**Task brief**
Retype all the data word for word.

**Data for this task**

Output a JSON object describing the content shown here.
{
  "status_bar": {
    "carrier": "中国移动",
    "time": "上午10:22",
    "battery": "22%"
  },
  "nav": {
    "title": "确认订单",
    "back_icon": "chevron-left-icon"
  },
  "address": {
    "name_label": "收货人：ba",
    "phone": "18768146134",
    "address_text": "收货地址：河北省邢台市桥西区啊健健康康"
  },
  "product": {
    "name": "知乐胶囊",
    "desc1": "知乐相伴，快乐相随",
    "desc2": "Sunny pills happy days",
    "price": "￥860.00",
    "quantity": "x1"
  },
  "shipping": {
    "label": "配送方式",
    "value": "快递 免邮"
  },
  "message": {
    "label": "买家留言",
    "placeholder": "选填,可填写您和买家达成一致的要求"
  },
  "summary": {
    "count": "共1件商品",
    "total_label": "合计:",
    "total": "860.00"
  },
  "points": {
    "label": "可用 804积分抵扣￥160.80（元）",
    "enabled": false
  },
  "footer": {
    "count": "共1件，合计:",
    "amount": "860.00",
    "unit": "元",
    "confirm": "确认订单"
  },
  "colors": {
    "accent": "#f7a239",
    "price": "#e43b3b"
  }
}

**Output of the exercise**
Output a JSON object describing the content shown here.
{
  "status_bar": {
    "carrier": "中国移动",
    "time": "上午10:22",
    "battery": "22%"
  },
  "nav": {
    "title": "确认订单",
    "back_icon": "chevron-left-icon"
  },
  "address": {
    "name_label": "收货人：ba",
    "phone": "18768146134",
    "address_text": "收货地址：河北省邢台市桥西区啊健健康康"
  },
  "product": {
    "name": "知乐胶囊",
    "desc1": "知乐相伴，快乐相随",
    "desc2": "Sunny pills happy days",
    "price": "￥860.00",
    "quantity": "x1"
  },
  "shipping": {
    "label": "配送方式",
    "value": "快递 免邮"
  },
  "message": {
    "label": "买家留言",
    "placeholder": "选填,可填写您和买家达成一致的要求"
  },
  "summary": {
    "count": "共1件商品",
    "total_label": "合计:",
    "total": "860.00"
  },
  "points": {
    "label": "可用 804积分抵扣￥160.80（元）",
    "enabled": false
  },
  "footer": {
    "count": "共1件，合计:",
    "amount": "860.00",
    "unit": "元",
    "confirm": "确认订单"
  },
  "colors": {
    "accent": "#f7a239",
    "price": "#e43b3b"
  }
}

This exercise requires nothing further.